Why We Trust Numbers More Than People
Trust in Numbers: the Pursuit of Objectivity in Science and Public Life
By Theodore M. Porter
Princeton University Press
310 pp.; $24.95, hardcover;
This morning's edition of the London Times reported on a recent speech made by the British chancellor of the exchequer, Kenneth Clarke. "Our recovery is now in its fourth year," he announced. "Output is nearly already 7 per cent higher than it was before the recession. Unemployment is down by over three quarters of a million. . . . Exports are up by 15 per cent in the last two years. Inflation has been below 4 per cent for three and a half years. That's the longest period of inflation at that level for almost half a century."1
Such statistical talk is now the lingua franca of the public square. Numbers exercise power in society, for they enjoy immense social kudos. Governments parade their accomplishments in terms of capital investment and economic growth; colleges and universities produce performance tables; psychologists measure human intelligence on a distribution curve; economists regale us with the retail price index and inflation levels; merchant bankers and international financiers monitor the balance of payments and exchange rates; environmental planners speak the language of cost-benefit analysis. And all are contested with opposing rates and ratios!

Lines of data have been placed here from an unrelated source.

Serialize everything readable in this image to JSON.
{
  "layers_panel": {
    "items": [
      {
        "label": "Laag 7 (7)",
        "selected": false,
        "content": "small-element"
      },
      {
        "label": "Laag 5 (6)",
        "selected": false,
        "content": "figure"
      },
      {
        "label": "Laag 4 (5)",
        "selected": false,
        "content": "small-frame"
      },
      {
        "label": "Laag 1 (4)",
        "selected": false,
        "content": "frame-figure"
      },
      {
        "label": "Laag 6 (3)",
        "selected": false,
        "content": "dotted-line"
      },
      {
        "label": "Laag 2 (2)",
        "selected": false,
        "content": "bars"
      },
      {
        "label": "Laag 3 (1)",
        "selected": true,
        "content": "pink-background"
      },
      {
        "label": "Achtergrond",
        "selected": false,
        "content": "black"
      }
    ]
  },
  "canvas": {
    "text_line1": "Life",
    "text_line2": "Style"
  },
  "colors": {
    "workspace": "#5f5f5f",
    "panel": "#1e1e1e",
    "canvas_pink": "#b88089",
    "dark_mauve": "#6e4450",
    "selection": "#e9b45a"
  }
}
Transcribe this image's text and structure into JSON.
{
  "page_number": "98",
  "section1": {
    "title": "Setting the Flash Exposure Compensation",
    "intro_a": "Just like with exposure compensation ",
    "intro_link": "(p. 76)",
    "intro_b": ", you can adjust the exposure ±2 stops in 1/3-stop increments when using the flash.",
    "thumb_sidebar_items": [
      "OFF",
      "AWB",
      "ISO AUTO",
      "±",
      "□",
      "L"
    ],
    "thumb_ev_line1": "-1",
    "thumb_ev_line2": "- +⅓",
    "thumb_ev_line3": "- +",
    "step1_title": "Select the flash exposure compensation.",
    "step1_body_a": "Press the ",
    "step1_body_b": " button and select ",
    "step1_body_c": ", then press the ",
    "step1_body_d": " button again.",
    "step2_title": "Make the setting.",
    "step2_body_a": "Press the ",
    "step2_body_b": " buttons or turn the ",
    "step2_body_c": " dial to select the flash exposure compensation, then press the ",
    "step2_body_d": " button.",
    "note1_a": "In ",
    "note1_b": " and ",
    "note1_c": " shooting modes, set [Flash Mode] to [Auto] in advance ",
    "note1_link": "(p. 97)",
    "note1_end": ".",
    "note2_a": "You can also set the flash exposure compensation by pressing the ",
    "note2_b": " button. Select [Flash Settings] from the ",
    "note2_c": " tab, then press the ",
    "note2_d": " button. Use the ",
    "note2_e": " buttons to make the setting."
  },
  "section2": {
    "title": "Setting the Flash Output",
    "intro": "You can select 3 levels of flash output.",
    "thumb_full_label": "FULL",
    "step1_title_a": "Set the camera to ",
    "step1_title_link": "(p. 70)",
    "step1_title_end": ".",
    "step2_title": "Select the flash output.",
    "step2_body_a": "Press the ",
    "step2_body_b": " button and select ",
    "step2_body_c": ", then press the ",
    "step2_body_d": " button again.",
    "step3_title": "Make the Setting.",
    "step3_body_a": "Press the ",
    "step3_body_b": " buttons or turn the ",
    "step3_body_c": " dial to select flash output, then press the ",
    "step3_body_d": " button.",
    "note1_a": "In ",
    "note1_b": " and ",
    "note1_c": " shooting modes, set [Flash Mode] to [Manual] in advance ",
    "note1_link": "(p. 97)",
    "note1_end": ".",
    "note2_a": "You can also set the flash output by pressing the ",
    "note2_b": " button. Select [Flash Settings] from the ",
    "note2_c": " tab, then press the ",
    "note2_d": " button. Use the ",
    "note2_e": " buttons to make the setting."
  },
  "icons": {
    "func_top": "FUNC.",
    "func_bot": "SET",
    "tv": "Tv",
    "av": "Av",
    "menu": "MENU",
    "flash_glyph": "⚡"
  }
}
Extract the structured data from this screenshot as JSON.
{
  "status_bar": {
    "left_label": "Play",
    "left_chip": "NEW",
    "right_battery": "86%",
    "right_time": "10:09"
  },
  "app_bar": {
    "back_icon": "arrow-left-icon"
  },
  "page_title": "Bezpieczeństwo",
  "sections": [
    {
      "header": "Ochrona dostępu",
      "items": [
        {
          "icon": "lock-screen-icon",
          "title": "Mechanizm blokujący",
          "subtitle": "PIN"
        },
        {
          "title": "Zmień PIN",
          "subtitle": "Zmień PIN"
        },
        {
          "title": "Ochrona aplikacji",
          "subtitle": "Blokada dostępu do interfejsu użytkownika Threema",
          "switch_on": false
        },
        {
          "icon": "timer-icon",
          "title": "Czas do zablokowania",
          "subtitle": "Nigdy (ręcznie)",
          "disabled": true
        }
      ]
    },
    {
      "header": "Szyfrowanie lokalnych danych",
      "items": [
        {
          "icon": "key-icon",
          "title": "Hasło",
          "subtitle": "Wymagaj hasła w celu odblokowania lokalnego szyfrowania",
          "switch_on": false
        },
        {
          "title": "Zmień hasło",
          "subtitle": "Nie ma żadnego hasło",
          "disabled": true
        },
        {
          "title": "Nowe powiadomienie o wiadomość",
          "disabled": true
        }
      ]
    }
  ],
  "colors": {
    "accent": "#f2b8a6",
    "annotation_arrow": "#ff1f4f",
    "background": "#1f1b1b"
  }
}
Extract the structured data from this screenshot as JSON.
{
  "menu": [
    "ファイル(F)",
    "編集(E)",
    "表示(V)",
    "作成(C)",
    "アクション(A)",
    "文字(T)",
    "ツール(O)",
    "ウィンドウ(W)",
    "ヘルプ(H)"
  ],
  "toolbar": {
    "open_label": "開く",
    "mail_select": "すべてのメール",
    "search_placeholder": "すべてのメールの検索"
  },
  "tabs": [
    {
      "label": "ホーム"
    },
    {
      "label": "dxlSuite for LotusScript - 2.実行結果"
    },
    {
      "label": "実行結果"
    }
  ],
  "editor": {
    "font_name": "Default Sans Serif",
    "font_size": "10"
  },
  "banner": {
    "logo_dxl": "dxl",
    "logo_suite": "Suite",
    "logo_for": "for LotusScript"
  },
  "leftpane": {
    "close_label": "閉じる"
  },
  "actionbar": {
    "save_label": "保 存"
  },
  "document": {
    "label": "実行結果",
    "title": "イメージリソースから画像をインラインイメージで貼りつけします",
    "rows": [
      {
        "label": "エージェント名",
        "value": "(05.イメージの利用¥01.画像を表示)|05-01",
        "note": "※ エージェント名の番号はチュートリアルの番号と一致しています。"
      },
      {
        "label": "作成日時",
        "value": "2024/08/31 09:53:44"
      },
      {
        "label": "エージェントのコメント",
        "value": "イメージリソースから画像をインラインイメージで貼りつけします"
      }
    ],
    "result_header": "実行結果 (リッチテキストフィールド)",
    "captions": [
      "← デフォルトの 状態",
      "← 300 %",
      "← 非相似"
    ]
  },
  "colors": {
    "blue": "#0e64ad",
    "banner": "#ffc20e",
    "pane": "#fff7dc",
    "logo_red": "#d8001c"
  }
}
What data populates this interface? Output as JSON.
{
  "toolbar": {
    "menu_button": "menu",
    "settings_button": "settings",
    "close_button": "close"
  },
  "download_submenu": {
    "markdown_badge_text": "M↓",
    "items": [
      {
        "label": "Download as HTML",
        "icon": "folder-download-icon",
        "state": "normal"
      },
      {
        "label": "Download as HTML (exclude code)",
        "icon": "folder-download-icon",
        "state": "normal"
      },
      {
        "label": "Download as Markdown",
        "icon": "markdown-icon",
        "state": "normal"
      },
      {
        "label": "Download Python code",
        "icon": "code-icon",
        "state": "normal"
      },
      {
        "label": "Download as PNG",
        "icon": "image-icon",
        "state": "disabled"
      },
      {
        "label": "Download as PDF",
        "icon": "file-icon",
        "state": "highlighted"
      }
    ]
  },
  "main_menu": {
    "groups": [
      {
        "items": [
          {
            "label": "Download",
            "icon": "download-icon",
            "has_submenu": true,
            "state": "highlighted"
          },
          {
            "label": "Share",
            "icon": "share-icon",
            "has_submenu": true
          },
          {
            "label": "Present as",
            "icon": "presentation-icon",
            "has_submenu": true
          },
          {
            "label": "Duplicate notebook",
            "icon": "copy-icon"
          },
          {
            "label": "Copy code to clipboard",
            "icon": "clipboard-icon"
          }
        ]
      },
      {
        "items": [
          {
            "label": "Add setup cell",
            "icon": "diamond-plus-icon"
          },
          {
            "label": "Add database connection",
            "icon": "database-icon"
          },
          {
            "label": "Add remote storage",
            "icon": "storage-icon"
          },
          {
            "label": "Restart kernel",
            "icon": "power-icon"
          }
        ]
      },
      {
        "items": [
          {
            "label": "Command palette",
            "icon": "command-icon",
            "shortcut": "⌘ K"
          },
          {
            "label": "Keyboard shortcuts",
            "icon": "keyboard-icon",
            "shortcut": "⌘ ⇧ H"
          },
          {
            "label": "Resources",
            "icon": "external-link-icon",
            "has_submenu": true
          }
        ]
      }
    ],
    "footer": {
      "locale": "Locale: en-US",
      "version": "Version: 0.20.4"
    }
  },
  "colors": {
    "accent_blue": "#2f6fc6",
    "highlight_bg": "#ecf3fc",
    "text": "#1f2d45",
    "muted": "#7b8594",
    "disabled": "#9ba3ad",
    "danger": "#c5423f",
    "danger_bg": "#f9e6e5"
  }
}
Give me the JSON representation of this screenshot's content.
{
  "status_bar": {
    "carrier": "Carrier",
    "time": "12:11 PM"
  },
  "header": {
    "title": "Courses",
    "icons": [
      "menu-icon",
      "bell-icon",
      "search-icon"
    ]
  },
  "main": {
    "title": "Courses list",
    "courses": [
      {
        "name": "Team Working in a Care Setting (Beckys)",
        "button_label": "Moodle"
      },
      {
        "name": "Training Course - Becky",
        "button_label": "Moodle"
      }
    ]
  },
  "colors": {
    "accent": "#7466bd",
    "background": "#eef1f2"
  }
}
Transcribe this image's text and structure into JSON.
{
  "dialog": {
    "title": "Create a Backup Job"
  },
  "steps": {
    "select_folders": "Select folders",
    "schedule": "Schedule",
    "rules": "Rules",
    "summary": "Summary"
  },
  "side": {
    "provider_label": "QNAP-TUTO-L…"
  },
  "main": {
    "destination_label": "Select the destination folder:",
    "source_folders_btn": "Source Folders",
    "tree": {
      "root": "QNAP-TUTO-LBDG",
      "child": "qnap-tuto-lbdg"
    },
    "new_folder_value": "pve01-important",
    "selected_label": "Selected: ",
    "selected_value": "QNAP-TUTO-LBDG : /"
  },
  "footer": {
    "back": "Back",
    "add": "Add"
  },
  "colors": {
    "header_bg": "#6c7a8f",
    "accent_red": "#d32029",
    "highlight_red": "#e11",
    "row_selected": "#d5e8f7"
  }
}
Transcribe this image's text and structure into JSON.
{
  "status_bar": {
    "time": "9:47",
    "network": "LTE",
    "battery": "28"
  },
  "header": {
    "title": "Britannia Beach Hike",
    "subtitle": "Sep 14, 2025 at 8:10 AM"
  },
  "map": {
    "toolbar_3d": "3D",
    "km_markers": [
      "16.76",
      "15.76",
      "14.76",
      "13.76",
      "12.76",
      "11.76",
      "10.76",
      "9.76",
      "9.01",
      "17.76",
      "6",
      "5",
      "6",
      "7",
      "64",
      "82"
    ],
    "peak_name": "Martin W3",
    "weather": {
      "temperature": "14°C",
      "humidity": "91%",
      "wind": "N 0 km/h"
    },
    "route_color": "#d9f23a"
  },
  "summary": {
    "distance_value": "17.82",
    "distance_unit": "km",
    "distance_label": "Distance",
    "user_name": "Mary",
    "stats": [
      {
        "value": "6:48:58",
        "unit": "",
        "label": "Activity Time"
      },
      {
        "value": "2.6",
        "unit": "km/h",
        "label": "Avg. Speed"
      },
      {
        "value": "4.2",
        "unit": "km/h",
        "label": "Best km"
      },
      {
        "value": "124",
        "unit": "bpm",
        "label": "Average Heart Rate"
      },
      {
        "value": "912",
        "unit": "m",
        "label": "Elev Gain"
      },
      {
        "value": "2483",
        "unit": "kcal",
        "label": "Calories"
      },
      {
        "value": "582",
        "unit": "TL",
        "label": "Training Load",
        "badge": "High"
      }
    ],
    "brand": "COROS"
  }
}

The ritual incantation of statistical claim and counterclaim suggests that number today is as magical as numerology was in medieval astrology. Nothing, it seems, can escape the rule of the statistical imperative. In the early days of the development of statistical analysis, for example, Sir Francis Galton--cousin of Darwin, eugenicist, African explorer, and pioneer of regression analysis--entertained the readers of Nature with his sure-shot optimal method of cutting a cake,2 conducted his own statistical inquiries into the efficacy of prayer,3 and also found it worth his while to prepare a map of the geographical distribution of female beauty in Britain.4 ...